►
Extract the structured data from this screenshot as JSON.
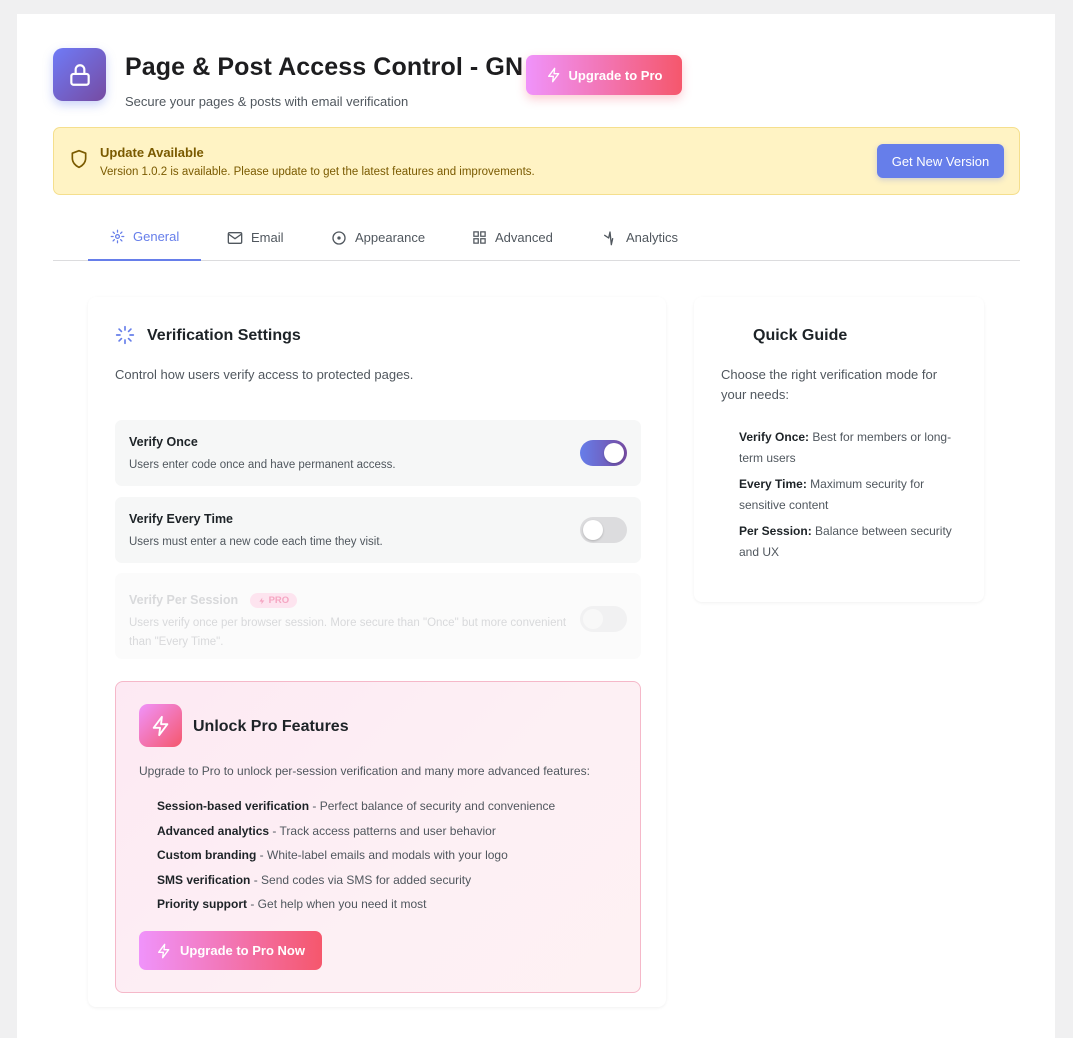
{
  "header": {
    "title": "Page & Post Access Control - GN",
    "subtitle": "Secure your pages & posts with email verification",
    "upgrade_label": "Upgrade to Pro",
    "logo_icon": "lock-icon"
  },
  "notice": {
    "title": "Update Available",
    "text": "Version 1.0.2 is available. Please update to get the latest features and improvements.",
    "button_label": "Get New Version",
    "icon": "shield-icon"
  },
  "tabs": [
    {
      "label": "General",
      "icon": "gear-icon",
      "active": true
    },
    {
      "label": "Email",
      "icon": "mail-icon",
      "active": false
    },
    {
      "label": "Appearance",
      "icon": "circle-icon",
      "active": false
    },
    {
      "label": "Advanced",
      "icon": "grid-icon",
      "active": false
    },
    {
      "label": "Analytics",
      "icon": "activity-icon",
      "active": false
    }
  ],
  "verification": {
    "title": "Verification Settings",
    "description": "Control how users verify access to protected pages.",
    "options": [
      {
        "title": "Verify Once",
        "description": "Users enter code once and have permanent access.",
        "enabled": true
      },
      {
        "title": "Verify Every Time",
        "description": "Users must enter a new code each time they visit.",
        "enabled": false
      },
      {
        "title": "Verify Per Session",
        "badge": "PRO",
        "description": "Users verify once per browser session. More secure than \"Once\" but more convenient than \"Every Time\".",
        "enabled": false
      }
    ]
  },
  "pro": {
    "title": "Unlock Pro Features",
    "description": "Upgrade to Pro to unlock per-session verification and many more advanced features:",
    "features": [
      {
        "name": "Session-based verification",
        "text": " - Perfect balance of security and convenience"
      },
      {
        "name": "Advanced analytics",
        "text": " - Track access patterns and user behavior"
      },
      {
        "name": "Custom branding",
        "text": " - White-label emails and modals with your logo"
      },
      {
        "name": "SMS verification",
        "text": " - Send codes via SMS for added security"
      },
      {
        "name": "Priority support",
        "text": " - Get help when you need it most"
      }
    ],
    "button_label": "Upgrade to Pro Now"
  },
  "guide": {
    "title": "Quick Guide",
    "description": "Choose the right verification mode for your needs:",
    "items": [
      {
        "name": "Verify Once:",
        "text": " Best for members or long-term users"
      },
      {
        "name": "Every Time:",
        "text": " Maximum security for sensitive content"
      },
      {
        "name": "Per Session:",
        "text": " Balance between security and UX"
      }
    ]
  },
  "colors": {
    "accent": "#667eea",
    "pro_gradient_start": "#f093fb",
    "pro_gradient_end": "#f5576c",
    "notice_bg": "#fff3c4"
  }
}
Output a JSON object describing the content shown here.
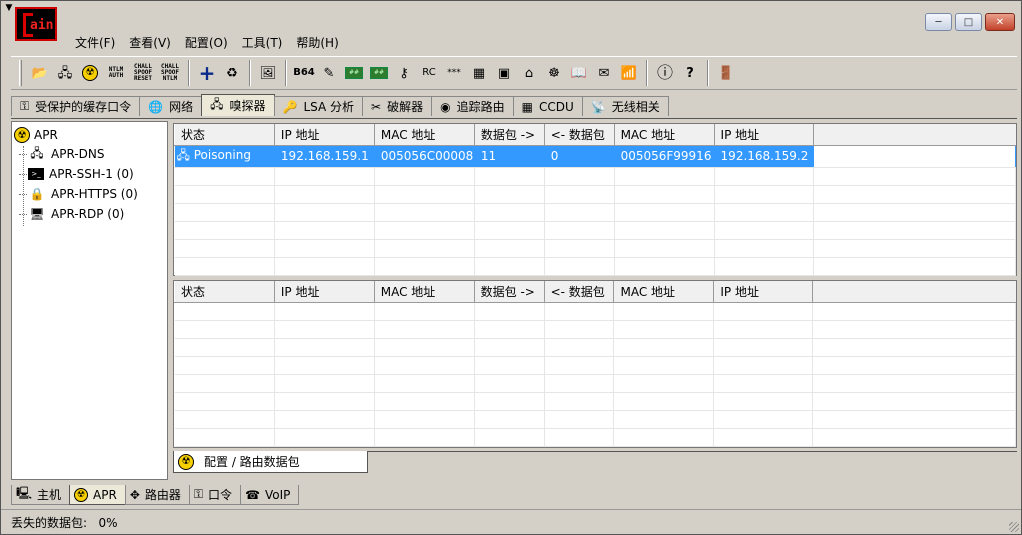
{
  "window": {
    "app_logo_text": "ain",
    "sysmenu_glyph": "▼",
    "controls": {
      "minimize": "─",
      "maximize": "□",
      "close": "✕"
    }
  },
  "menubar": [
    {
      "label": "文件(F)"
    },
    {
      "label": "查看(V)"
    },
    {
      "label": "配置(O)"
    },
    {
      "label": "工具(T)"
    },
    {
      "label": "帮助(H)"
    }
  ],
  "toolbar": {
    "ntlm_auth": "NTLM\nAUTH",
    "chall_spoof_reset": "CHALL\nSPOOF\nRESET",
    "chall_spoof_ntlm": "CHALL\nSPOOF\nNTLM",
    "b64": "B64",
    "stars": "***"
  },
  "main_tabs": [
    {
      "label": "受保护的缓存口令",
      "icon": "key-icon"
    },
    {
      "label": "网络",
      "icon": "network-icon"
    },
    {
      "label": "嗅探器",
      "icon": "sniffer-icon",
      "active": true
    },
    {
      "label": "LSA 分析",
      "icon": "lsa-icon"
    },
    {
      "label": "破解器",
      "icon": "cracker-icon"
    },
    {
      "label": "追踪路由",
      "icon": "traceroute-icon"
    },
    {
      "label": "CCDU",
      "icon": "ccdu-icon"
    },
    {
      "label": "无线相关",
      "icon": "wireless-icon"
    }
  ],
  "tree": {
    "root": "APR",
    "children": [
      {
        "label": "APR-DNS"
      },
      {
        "label": "APR-SSH-1 (0)"
      },
      {
        "label": "APR-HTTPS (0)"
      },
      {
        "label": "APR-RDP (0)"
      }
    ]
  },
  "top_table": {
    "headers": [
      "状态",
      "IP 地址",
      "MAC 地址",
      "数据包 ->",
      "<- 数据包",
      "MAC 地址",
      "IP 地址"
    ],
    "rows": [
      [
        "Poisoning",
        "192.168.159.1",
        "005056C00008",
        "11",
        "0",
        "005056F99916",
        "192.168.159.2"
      ]
    ]
  },
  "bottom_table": {
    "headers": [
      "状态",
      "IP 地址",
      "MAC 地址",
      "数据包 ->",
      "<- 数据包",
      "MAC 地址",
      "IP 地址"
    ],
    "rows": []
  },
  "sub_tab": {
    "label": "配置 / 路由数据包"
  },
  "bottom_tabs": [
    {
      "label": "主机",
      "icon": "computer-icon"
    },
    {
      "label": "APR",
      "icon": "radiation-icon",
      "active": true
    },
    {
      "label": "路由器",
      "icon": "router-icon"
    },
    {
      "label": "口令",
      "icon": "password-icon"
    },
    {
      "label": "VoIP",
      "icon": "voip-icon"
    }
  ],
  "status": {
    "text": "丢失的数据包:   0%"
  },
  "colors": {
    "selection": "#3399ff",
    "logo_red": "#dd2222"
  }
}
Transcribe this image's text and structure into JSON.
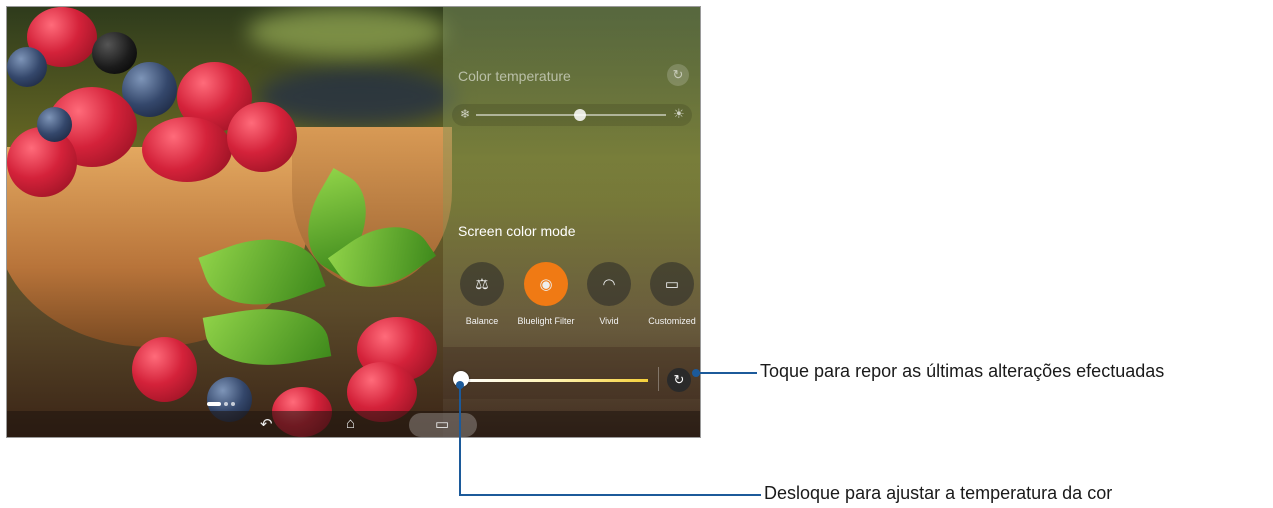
{
  "panel": {
    "color_temperature_title": "Color temperature",
    "screen_color_mode_title": "Screen color mode",
    "modes": [
      {
        "label": "Balance",
        "icon": "balance-icon",
        "active": false
      },
      {
        "label": "Bluelight Filter",
        "icon": "eye-shield-icon",
        "active": true
      },
      {
        "label": "Vivid",
        "icon": "vivid-icon",
        "active": false
      },
      {
        "label": "Customized",
        "icon": "customized-icon",
        "active": false
      }
    ],
    "color_temperature_level": 0.5,
    "bluelight_level": 0.0
  },
  "icons": {
    "reset": "↻",
    "snow": "❄",
    "sun": "☀",
    "back": "↶",
    "home": "⌂",
    "recent": "▭",
    "balance": "⚖",
    "eye_shield": "◉",
    "vivid": "◠",
    "customized": "▭"
  },
  "callouts": {
    "reset": "Toque para repor as últimas alterações efectuadas",
    "slider": "Desloque para ajustar a temperatura da cor"
  },
  "colors": {
    "accent": "#f07a14",
    "callout": "#1c5a9a"
  }
}
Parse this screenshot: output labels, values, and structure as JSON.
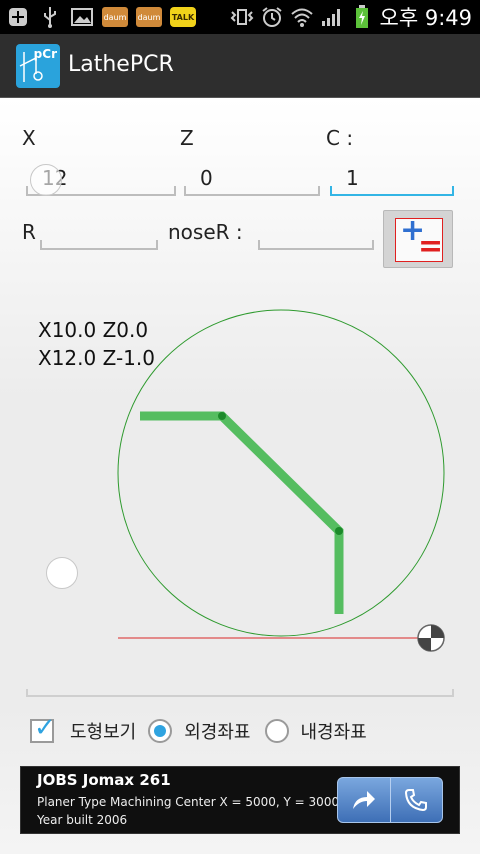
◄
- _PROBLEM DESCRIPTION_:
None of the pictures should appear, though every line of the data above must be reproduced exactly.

- _RESPONSE TO THIS EXERCISE_:
Extract the structured data from this screenshot as JSON.
{
  "header": {
    "title": "Page & Post Access Control - GN",
    "subtitle": "Secure your pages & posts with email verification",
    "upgrade_label": "Upgrade to Pro",
    "logo_icon": "lock-icon"
  },
  "notice": {
    "title": "Update Available",
    "text": "Version 1.0.2 is available. Please update to get the latest features and improvements.",
    "button_label": "Get New Version",
    "icon": "shield-icon"
  },
  "tabs": [
    {
      "label": "General",
      "icon": "gear-icon",
      "active": true
    },
    {
      "label": "Email",
      "icon": "mail-icon",
      "active": false
    },
    {
      "label": "Appearance",
      "icon": "circle-icon",
      "active": false
    },
    {
      "label": "Advanced",
      "icon": "grid-icon",
      "active": false
    },
    {
      "label": "Analytics",
      "icon": "activity-icon",
      "active": false
    }
  ],
  "verification": {
    "title": "Verification Settings",
    "description": "Control how users verify access to protected pages.",
    "options": [
      {
        "title": "Verify Once",
        "description": "Users enter code once and have permanent access.",
        "enabled": true
      },
      {
        "title": "Verify Every Time",
        "description": "Users must enter a new code each time they visit.",
        "enabled": false
      },
      {
        "title": "Verify Per Session",
        "badge": "PRO",
        "description": "Users verify once per browser session. More secure than \"Once\" but more convenient than \"Every Time\".",
        "enabled": false
      }
    ]
  },
  "pro": {
    "title": "Unlock Pro Features",
    "description": "Upgrade to Pro to unlock per-session verification and many more advanced features:",
    "features": [
      {
        "name": "Session-based verification",
        "text": " - Perfect balance of security and convenience"
      },
      {
        "name": "Advanced analytics",
        "text": " - Track access patterns and user behavior"
      },
      {
        "name": "Custom branding",
        "text": " - White-label emails and modals with your logo"
      },
      {
        "name": "SMS verification",
        "text": " - Send codes via SMS for added security"
      },
      {
        "name": "Priority support",
        "text": " - Get help when you need it most"
      }
    ],
    "button_label": "Upgrade to Pro Now"
  },
  "guide": {
    "title": "Quick Guide",
    "description": "Choose the right verification mode for your needs:",
    "items": [
      {
        "name": "Verify Once:",
        "text": " Best for members or long-term users"
      },
      {
        "name": "Every Time:",
        "text": " Maximum security for sensitive content"
      },
      {
        "name": "Per Session:",
        "text": " Balance between security and UX"
      }
    ]
  },
  "colors": {
    "accent": "#667eea",
    "pro_gradient_start": "#f093fb",
    "pro_gradient_end": "#f5576c",
    "notice_bg": "#fff3c4"
  }
}
Output a JSON object describing the content shown here.
{
  "window": {
    "app_logo_text": "ain",
    "sysmenu_glyph": "▼",
    "controls": {
      "minimize": "─",
      "maximize": "□",
      "close": "✕"
    }
  },
  "menubar": [
    {
      "label": "文件(F)"
    },
    {
      "label": "查看(V)"
    },
    {
      "label": "配置(O)"
    },
    {
      "label": "工具(T)"
    },
    {
      "label": "帮助(H)"
    }
  ],
  "toolbar": {
    "ntlm_auth": "NTLM\nAUTH",
    "chall_spoof_reset": "CHALL\nSPOOF\nRESET",
    "chall_spoof_ntlm": "CHALL\nSPOOF\nNTLM",
    "b64": "B64",
    "stars": "***"
  },
  "main_tabs": [
    {
      "label": "受保护的缓存口令",
      "icon": "key-icon"
    },
    {
      "label": "网络",
      "icon": "network-icon"
    },
    {
      "label": "嗅探器",
      "icon": "sniffer-icon",
      "active": true
    },
    {
      "label": "LSA 分析",
      "icon": "lsa-icon"
    },
    {
      "label": "破解器",
      "icon": "cracker-icon"
    },
    {
      "label": "追踪路由",
      "icon": "traceroute-icon"
    },
    {
      "label": "CCDU",
      "icon": "ccdu-icon"
    },
    {
      "label": "无线相关",
      "icon": "wireless-icon"
    }
  ],
  "tree": {
    "root": "APR",
    "children": [
      {
        "label": "APR-DNS"
      },
      {
        "label": "APR-SSH-1 (0)"
      },
      {
        "label": "APR-HTTPS (0)"
      },
      {
        "label": "APR-RDP (0)"
      }
    ]
  },
  "top_table": {
    "headers": [
      "状态",
      "IP 地址",
      "MAC 地址",
      "数据包 ->",
      "<- 数据包",
      "MAC 地址",
      "IP 地址"
    ],
    "rows": [
      [
        "Poisoning",
        "192.168.159.1",
        "005056C00008",
        "11",
        "0",
        "005056F99916",
        "192.168.159.2"
      ]
    ]
  },
  "bottom_table": {
    "headers": [
      "状态",
      "IP 地址",
      "MAC 地址",
      "数据包 ->",
      "<- 数据包",
      "MAC 地址",
      "IP 地址"
    ],
    "rows": []
  },
  "sub_tab": {
    "label": "配置 / 路由数据包"
  },
  "bottom_tabs": [
    {
      "label": "主机",
      "icon": "computer-icon"
    },
    {
      "label": "APR",
      "icon": "radiation-icon",
      "active": true
    },
    {
      "label": "路由器",
      "icon": "router-icon"
    },
    {
      "label": "口令",
      "icon": "password-icon"
    },
    {
      "label": "VoIP",
      "icon": "voip-icon"
    }
  ],
  "status": {
    "text": "丢失的数据包:   0%"
  },
  "colors": {
    "selection": "#3399ff",
    "logo_red": "#dd2222"
  }
}
Transcribe this image's text and structure into JSON.
{
  "panel": {
    "color_temperature_title": "Color temperature",
    "screen_color_mode_title": "Screen color mode",
    "modes": [
      {
        "label": "Balance",
        "icon": "balance-icon",
        "active": false
      },
      {
        "label": "Bluelight Filter",
        "icon": "eye-shield-icon",
        "active": true
      },
      {
        "label": "Vivid",
        "icon": "vivid-icon",
        "active": false
      },
      {
        "label": "Customized",
        "icon": "customized-icon",
        "active": false
      }
    ],
    "color_temperature_level": 0.5,
    "bluelight_level": 0.0
  },
  "icons": {
    "reset": "↻",
    "snow": "❄",
    "sun": "☀",
    "back": "↶",
    "home": "⌂",
    "recent": "▭",
    "balance": "⚖",
    "eye_shield": "◉",
    "vivid": "◠",
    "customized": "▭"
  },
  "callouts": {
    "reset": "Toque para repor as últimas alterações efectuadas",
    "slider": "Desloque para ajustar a temperatura da cor"
  },
  "colors": {
    "accent": "#f07a14",
    "callout": "#1c5a9a"
  }
}
Parse this screenshot: output labels, values, and structure as JSON.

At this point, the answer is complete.